── LISTED RECORDS

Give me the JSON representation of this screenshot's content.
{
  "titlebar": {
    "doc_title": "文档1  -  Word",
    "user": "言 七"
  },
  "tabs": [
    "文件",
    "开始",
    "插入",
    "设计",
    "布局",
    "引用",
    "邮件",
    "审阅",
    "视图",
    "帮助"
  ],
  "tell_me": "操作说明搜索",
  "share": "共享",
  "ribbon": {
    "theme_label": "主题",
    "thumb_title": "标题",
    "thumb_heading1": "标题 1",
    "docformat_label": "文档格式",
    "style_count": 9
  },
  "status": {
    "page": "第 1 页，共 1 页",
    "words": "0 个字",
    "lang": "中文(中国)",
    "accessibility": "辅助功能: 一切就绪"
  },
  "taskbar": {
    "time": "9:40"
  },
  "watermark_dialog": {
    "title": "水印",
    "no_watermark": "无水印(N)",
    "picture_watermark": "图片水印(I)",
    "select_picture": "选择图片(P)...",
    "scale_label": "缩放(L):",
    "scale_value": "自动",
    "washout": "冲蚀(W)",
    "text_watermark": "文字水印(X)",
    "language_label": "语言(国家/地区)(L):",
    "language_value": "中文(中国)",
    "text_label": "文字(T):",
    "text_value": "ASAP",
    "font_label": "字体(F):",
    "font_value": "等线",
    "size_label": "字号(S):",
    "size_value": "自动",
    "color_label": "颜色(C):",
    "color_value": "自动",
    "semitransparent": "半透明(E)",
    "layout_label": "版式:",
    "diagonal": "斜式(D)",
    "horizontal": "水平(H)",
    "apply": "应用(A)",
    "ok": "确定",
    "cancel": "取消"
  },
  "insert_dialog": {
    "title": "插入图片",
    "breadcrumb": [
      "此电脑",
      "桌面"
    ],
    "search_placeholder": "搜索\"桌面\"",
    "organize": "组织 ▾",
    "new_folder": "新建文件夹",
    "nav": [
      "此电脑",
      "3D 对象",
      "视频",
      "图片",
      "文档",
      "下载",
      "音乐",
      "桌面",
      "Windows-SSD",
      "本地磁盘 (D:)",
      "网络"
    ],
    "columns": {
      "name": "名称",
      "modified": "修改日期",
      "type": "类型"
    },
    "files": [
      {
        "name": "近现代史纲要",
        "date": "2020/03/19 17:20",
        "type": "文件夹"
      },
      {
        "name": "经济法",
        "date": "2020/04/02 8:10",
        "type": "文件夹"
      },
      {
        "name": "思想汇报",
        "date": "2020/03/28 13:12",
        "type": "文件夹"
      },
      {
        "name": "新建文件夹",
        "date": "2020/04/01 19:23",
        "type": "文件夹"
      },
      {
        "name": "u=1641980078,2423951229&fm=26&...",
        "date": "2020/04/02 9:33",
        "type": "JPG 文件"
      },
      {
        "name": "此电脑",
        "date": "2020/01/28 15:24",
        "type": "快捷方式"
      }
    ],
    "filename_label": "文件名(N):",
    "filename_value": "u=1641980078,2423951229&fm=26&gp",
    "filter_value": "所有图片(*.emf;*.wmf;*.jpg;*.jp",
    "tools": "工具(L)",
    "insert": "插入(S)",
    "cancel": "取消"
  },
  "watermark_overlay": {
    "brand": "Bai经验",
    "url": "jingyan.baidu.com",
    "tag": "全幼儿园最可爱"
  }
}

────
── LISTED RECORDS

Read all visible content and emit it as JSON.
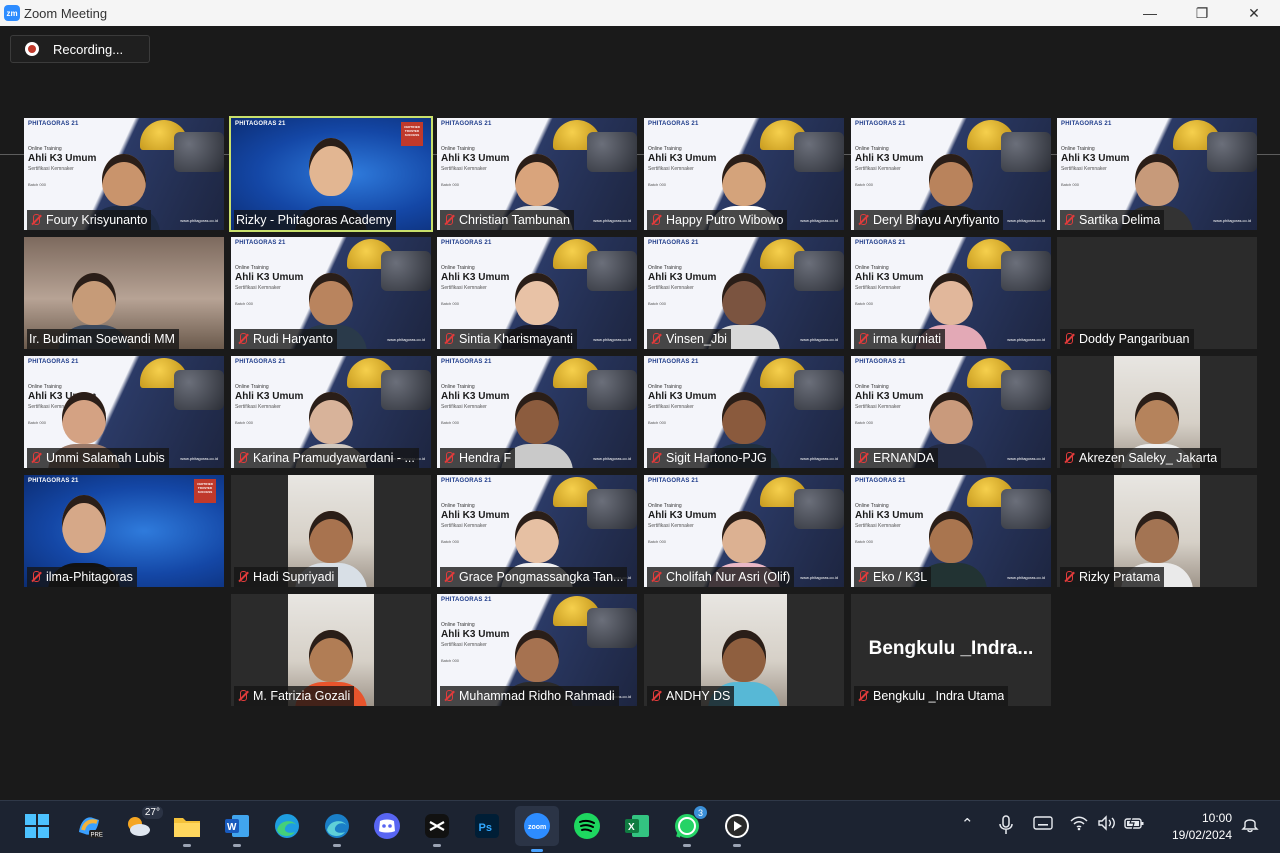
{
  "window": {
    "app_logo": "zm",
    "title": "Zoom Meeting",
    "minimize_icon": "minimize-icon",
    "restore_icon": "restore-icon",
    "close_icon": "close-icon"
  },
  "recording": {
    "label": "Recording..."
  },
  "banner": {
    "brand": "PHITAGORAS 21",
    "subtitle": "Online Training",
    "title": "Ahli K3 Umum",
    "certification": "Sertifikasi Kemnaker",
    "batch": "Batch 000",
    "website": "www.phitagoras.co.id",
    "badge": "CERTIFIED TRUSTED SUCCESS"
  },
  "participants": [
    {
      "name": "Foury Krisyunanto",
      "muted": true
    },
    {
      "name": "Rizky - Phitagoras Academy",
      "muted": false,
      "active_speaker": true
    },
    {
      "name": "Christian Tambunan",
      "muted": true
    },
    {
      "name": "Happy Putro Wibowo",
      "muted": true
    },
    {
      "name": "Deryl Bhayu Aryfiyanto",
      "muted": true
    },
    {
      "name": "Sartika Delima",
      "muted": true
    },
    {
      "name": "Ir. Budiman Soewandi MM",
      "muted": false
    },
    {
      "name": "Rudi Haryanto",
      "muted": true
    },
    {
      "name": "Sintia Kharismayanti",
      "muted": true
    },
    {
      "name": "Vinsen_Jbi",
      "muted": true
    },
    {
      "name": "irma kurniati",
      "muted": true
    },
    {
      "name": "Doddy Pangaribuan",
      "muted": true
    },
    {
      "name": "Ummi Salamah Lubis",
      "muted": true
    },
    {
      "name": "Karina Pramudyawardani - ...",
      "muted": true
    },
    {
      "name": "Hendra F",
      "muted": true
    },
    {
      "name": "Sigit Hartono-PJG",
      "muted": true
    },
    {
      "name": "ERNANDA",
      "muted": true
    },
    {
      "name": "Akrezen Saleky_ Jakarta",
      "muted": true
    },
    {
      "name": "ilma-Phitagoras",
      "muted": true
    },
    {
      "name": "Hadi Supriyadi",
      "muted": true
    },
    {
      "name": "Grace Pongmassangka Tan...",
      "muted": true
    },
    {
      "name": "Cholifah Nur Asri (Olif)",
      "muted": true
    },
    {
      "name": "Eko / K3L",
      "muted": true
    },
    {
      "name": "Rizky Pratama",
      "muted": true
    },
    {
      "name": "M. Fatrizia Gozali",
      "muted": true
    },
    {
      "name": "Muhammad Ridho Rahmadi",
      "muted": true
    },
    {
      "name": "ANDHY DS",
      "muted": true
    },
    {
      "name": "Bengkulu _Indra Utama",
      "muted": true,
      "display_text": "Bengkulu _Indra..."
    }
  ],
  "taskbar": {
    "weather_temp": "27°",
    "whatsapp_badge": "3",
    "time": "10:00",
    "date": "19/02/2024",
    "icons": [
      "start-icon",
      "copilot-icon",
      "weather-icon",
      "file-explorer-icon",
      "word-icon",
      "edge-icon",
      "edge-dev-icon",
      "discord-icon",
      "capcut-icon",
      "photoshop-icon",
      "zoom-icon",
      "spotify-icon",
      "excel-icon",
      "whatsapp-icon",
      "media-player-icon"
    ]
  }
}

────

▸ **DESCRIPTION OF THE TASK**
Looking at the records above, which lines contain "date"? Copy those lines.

▸ **WRITTEN REPLY**
        "date": "2020/03/19 17:20",
        "date": "2020/04/02 8:10",
        "date": "2020/03/28 13:12",
        "date": "2020/04/01 19:23",
        "date": "2020/04/02 9:33",
        "date": "2020/01/28 15:24",
    "date": "19/02/2024",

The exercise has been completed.